Show all lines of the listing that hold the word "true".

Stored data >>
= Beginning of Section =

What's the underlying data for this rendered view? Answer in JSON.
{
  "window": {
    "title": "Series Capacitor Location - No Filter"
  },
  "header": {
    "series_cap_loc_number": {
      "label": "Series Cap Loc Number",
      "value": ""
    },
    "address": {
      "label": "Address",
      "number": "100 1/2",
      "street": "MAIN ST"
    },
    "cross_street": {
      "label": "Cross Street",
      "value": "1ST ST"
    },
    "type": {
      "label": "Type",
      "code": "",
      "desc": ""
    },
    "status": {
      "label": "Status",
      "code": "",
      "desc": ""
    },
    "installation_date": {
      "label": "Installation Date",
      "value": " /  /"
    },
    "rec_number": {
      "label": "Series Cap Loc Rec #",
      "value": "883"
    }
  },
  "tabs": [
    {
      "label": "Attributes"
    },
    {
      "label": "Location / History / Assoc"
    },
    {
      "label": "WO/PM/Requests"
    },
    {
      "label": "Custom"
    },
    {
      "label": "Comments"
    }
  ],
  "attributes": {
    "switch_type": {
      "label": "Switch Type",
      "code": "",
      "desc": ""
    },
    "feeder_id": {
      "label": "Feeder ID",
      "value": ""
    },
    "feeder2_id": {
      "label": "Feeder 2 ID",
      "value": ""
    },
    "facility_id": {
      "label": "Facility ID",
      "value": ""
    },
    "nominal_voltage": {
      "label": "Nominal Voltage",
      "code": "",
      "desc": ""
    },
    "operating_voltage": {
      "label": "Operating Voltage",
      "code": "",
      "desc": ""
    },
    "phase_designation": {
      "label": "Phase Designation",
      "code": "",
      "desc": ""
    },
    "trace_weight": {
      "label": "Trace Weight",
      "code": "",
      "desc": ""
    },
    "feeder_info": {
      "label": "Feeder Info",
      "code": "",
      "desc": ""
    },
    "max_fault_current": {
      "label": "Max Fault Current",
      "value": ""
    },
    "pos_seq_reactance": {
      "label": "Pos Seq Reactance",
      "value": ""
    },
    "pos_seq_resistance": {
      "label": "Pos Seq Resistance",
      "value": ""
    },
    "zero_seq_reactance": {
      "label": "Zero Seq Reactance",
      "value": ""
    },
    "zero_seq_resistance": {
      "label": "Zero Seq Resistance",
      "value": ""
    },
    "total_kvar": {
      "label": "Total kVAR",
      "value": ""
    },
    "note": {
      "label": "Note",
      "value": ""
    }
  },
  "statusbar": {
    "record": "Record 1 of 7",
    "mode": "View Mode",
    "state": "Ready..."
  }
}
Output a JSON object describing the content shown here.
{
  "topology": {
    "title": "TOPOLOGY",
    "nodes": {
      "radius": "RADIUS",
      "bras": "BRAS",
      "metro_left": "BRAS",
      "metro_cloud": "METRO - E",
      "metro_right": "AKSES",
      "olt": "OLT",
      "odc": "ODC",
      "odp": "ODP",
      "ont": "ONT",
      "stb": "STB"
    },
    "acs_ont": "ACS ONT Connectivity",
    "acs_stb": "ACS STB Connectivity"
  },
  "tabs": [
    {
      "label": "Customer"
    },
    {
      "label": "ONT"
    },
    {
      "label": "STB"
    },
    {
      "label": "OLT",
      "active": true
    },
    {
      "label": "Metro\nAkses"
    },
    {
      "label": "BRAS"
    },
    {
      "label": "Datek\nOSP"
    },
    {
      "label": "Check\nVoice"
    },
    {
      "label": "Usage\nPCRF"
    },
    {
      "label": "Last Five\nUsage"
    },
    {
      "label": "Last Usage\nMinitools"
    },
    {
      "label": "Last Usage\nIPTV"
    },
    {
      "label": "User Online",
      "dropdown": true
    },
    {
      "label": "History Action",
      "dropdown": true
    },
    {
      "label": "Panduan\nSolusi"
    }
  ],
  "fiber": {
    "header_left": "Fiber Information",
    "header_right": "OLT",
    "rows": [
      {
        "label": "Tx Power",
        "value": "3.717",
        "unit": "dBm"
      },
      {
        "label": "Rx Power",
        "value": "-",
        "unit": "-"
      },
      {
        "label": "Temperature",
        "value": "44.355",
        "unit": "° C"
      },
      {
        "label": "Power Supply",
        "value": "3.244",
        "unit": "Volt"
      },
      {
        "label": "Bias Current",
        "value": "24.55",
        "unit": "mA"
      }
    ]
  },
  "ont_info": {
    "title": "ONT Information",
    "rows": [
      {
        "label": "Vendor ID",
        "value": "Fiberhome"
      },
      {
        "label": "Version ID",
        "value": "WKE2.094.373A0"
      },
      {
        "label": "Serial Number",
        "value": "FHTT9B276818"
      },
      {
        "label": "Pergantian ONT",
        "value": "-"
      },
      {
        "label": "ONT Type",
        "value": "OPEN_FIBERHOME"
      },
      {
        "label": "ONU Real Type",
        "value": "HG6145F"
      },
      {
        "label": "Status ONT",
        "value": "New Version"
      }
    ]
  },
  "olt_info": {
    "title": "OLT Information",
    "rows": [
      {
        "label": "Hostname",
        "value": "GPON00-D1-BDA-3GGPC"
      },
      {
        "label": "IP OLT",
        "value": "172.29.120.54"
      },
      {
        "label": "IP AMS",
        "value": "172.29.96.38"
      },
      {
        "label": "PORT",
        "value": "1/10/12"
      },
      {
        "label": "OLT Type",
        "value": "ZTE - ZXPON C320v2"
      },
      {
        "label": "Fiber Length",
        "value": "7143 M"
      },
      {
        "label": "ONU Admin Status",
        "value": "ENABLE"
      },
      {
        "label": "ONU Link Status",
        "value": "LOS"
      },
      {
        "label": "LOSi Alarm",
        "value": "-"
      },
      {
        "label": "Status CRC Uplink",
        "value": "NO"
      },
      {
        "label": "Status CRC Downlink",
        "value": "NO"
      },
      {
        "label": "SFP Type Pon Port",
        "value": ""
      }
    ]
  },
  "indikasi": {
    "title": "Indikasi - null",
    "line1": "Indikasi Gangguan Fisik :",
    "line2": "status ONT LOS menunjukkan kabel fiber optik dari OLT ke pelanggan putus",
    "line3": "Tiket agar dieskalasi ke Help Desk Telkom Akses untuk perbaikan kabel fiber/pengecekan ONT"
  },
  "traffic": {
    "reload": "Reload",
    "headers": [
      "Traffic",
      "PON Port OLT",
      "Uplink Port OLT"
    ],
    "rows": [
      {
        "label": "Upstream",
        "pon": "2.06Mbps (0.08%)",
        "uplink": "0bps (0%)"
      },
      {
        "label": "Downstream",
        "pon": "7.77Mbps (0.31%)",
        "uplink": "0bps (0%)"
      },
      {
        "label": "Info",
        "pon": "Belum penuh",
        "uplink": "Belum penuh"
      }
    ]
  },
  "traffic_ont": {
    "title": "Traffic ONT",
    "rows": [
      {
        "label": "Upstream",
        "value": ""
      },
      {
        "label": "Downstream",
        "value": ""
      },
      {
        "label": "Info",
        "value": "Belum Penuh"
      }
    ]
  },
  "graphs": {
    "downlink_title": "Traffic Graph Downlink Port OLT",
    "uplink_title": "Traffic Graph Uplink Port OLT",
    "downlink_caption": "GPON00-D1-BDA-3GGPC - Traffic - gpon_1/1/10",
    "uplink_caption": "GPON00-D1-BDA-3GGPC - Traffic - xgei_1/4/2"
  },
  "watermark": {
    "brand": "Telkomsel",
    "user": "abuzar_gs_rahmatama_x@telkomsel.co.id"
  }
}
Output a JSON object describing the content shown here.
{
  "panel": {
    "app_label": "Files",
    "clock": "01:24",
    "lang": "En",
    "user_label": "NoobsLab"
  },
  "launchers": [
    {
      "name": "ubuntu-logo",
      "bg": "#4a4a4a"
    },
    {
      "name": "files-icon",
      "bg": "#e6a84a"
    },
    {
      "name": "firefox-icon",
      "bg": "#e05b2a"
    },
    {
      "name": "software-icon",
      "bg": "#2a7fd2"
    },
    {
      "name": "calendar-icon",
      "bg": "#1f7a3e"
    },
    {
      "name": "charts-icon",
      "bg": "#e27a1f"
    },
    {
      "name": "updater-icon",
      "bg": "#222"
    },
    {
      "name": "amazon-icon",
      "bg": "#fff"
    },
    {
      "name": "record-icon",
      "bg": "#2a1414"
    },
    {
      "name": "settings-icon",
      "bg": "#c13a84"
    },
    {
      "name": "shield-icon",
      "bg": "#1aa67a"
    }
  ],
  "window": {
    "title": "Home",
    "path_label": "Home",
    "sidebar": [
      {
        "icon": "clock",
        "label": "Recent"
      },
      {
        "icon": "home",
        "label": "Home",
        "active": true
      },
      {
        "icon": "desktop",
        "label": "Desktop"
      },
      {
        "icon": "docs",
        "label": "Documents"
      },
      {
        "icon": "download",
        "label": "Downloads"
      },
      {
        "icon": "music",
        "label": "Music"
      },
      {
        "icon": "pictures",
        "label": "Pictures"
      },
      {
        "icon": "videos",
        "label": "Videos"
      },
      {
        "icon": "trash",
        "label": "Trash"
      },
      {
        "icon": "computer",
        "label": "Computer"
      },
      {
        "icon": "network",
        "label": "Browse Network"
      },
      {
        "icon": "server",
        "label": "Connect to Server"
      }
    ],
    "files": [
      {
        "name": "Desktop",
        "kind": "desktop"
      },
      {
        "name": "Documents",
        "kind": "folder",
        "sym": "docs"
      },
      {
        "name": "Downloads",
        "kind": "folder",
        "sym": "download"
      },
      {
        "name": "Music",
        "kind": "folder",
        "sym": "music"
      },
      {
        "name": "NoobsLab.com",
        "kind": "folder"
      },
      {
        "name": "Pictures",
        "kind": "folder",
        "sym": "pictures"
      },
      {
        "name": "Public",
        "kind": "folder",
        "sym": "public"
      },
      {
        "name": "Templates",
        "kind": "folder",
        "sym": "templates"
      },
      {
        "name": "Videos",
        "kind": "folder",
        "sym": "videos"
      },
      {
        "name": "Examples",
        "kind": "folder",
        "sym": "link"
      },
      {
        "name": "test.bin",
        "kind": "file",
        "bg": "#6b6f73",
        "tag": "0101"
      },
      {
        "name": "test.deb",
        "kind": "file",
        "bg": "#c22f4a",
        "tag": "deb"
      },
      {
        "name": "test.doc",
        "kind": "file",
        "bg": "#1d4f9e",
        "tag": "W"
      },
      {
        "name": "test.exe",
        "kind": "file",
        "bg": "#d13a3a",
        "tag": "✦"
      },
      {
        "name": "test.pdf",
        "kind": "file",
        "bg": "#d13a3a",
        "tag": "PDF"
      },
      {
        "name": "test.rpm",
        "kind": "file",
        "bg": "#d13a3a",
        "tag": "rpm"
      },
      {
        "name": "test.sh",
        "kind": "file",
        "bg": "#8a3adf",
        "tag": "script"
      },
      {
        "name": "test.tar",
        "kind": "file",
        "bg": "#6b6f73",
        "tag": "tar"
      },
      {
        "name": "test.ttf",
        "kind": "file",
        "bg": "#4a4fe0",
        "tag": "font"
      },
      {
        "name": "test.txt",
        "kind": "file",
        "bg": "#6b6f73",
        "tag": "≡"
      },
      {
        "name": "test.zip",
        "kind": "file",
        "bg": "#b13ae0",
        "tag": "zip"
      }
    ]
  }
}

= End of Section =

Task result >>
      "active": true
      "dropdown": true
      "dropdown": true
        "active": true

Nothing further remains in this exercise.